JAPAN DENIM Book : KATO' feature translation
CLUTCH Magazine Denim
One-of-a-kind jeans produced from flexible and innovative thinking.
Before launching his own brand, Hiroshi Kato worked as a designer for famous European and American brands, and sometimes worked closely with textile companies to develop original denim fabrics, as he soon became known as one of Japan’s top designers. Even after opening his own select shop “titicaca” in 1995, he had no intentions of ever launching his own brand.
“There’s a shop in New York called DDCLab, and I was strongly urged by their owner, Roberto, to start my own brand. I had always worked as a designer, but I never intended to start up my own brand (laughs)”.
The jeans designed by Kato were originally sold in shops in New York, and then reverse imported back into Japan. His collection, based on the “Tool Project” concept that referred to denim finally becoming “complete” as they age, has been receiving rave reviews from throughout the world. Also, when talking about KATO’, it is also essential to mention his flexible and innovative designs that sway away from the traditional vintage style, such as the use of drape in their denim.
“After reviewing the different fabrics that I’ve used up until now side by side, I decided to make a completely new style of denim,” says Kato. Until now, the standard fabric that he used was a natural 13.5 oz. nep indigo denim. His latest released model uses the same fabric, but features a flatter texture by reducing the nep. What was his aim?

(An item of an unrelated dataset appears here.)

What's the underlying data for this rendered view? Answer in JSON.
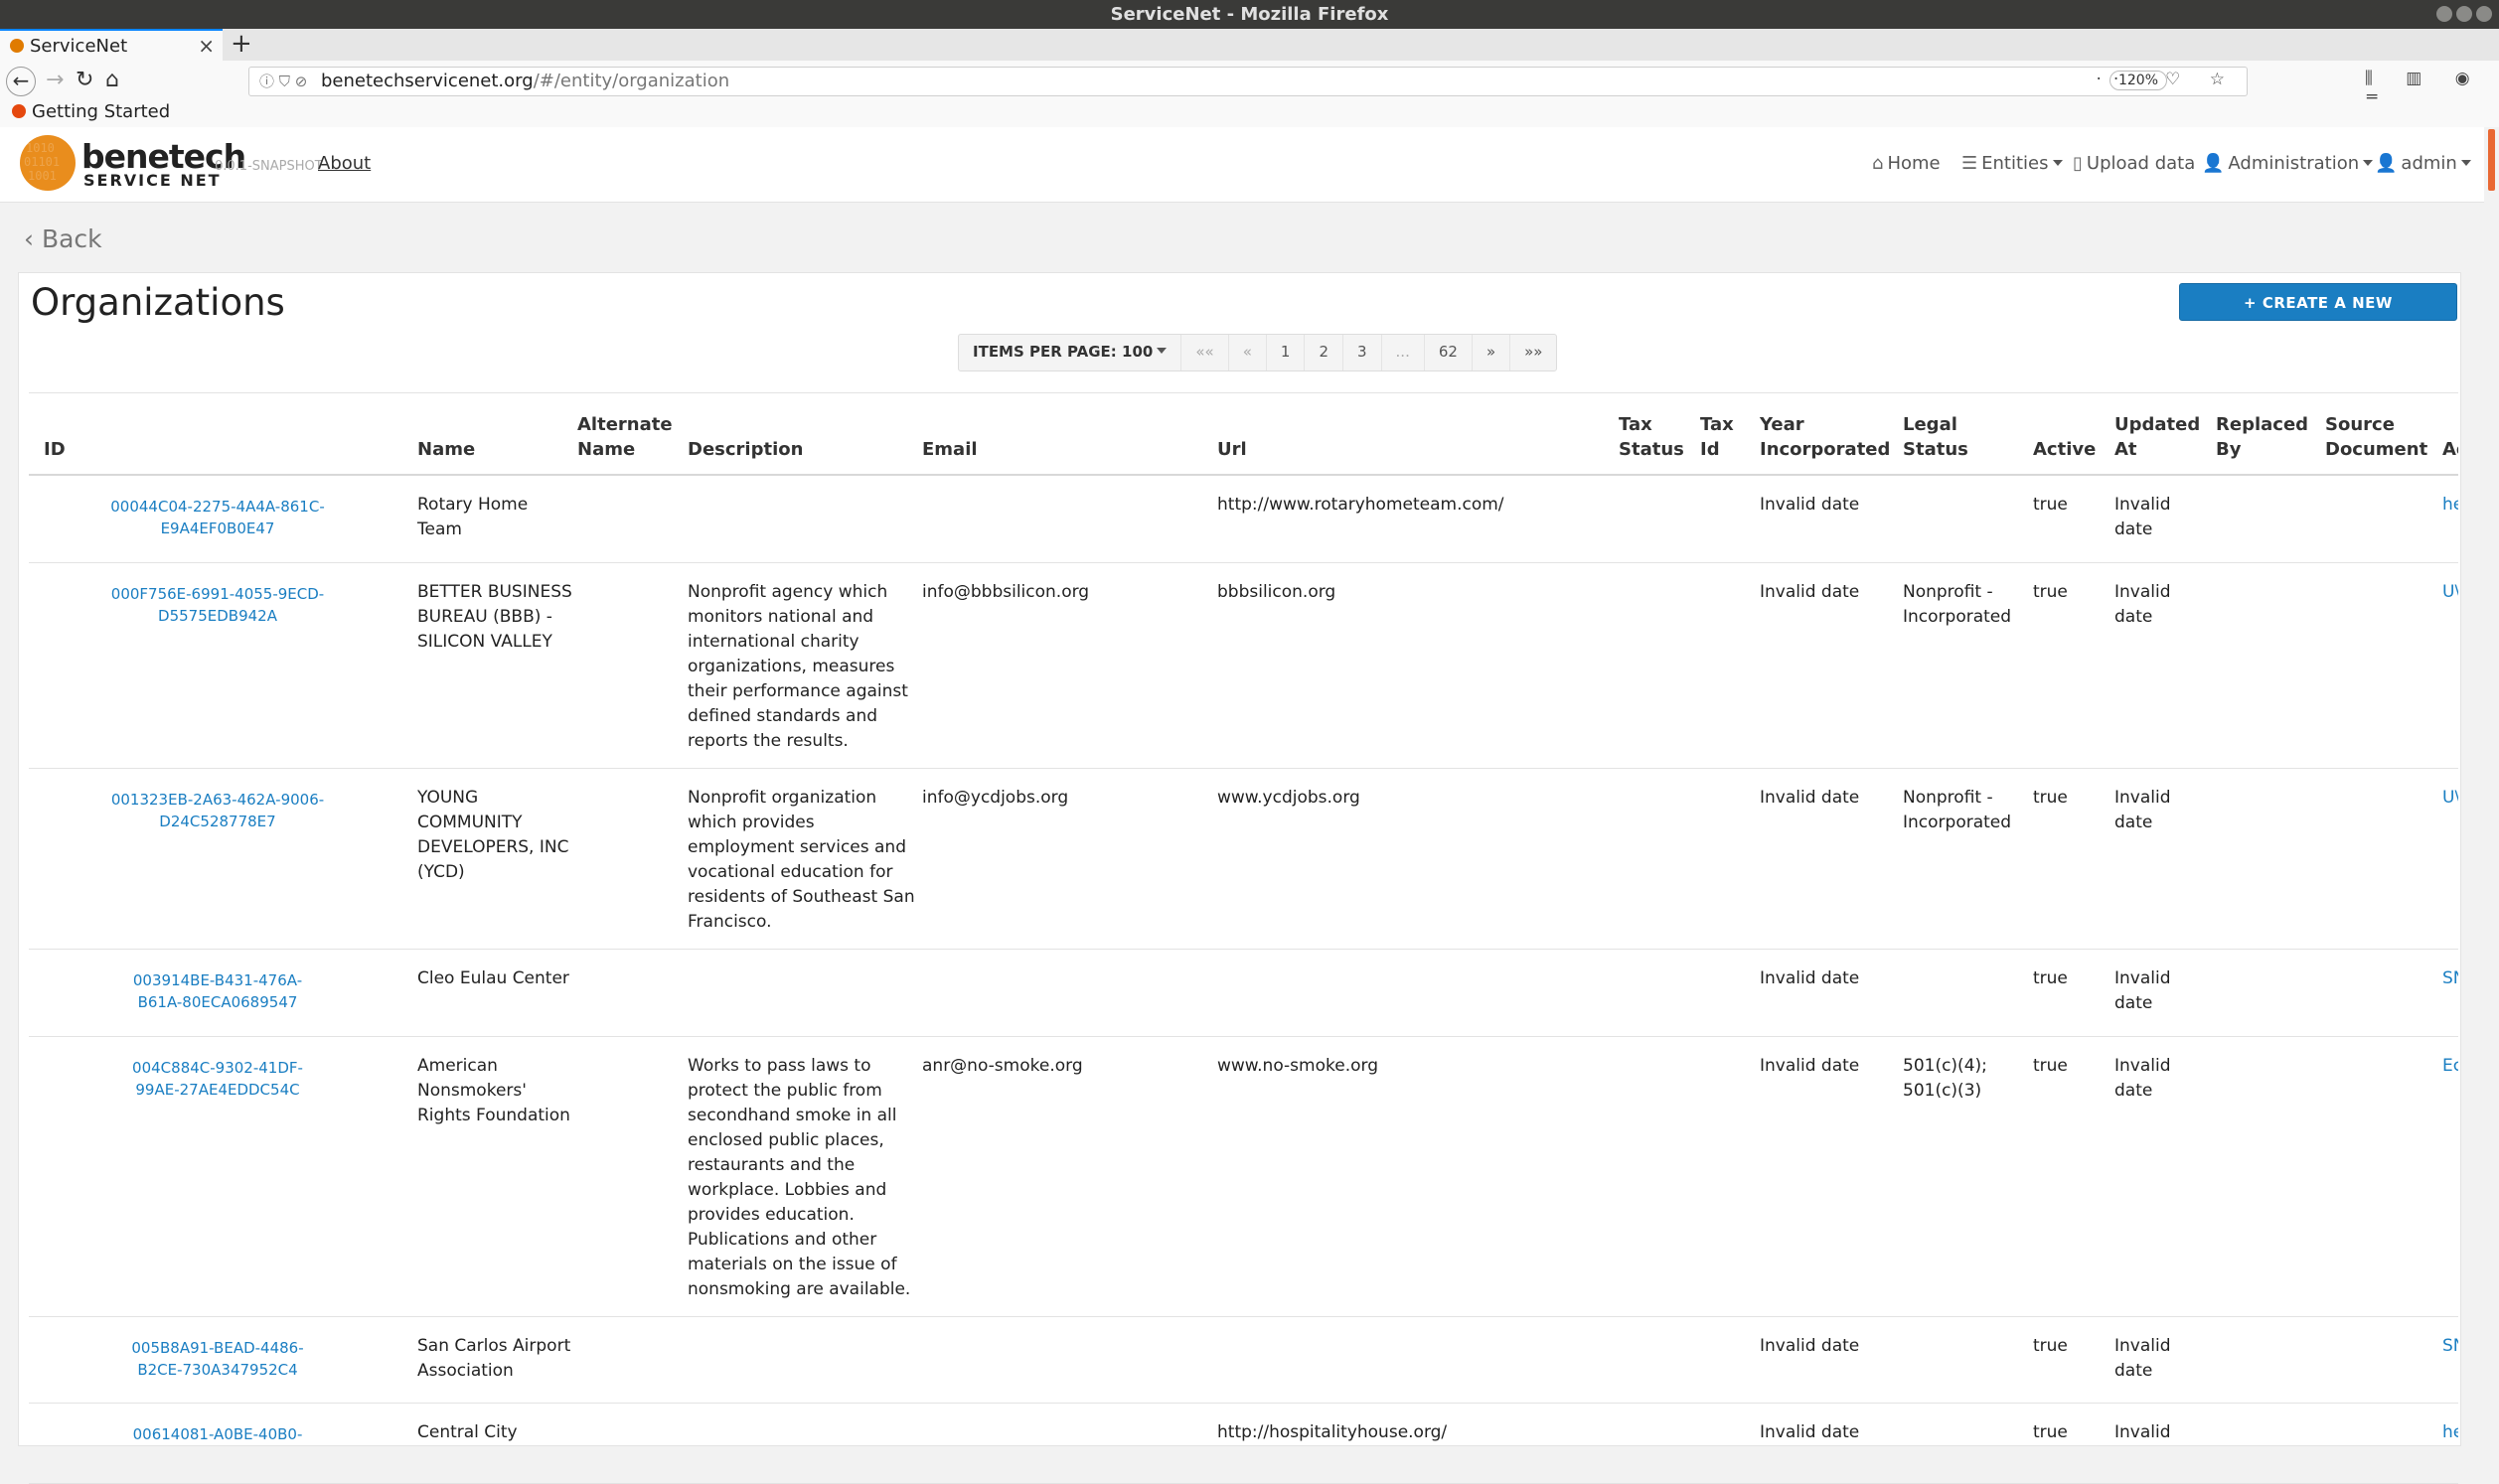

“The fabrics that I’ve used up until now were similar to the vintage denim produced before the 1950s, as the gradation of the indigo dye would appear clearly as they aged. On the other hand, this new denim is more similar to denim from the 1960s to the 1970s, where the overall fabric faded evenly. Both have their appeals, but right now I’m feeling the latter. I like denim that you can wear with a casual style as well as with a somewhat more formal attire. KATO’ offers a lineup of drape denim, which is a technique that I have picked up through my experiences. I also have my own private label, AAA, which is more geared towards garments that I personally would like to wear now.”
*This article was previouly featured in JAPAN DENIM book.
Japan Denim KATO'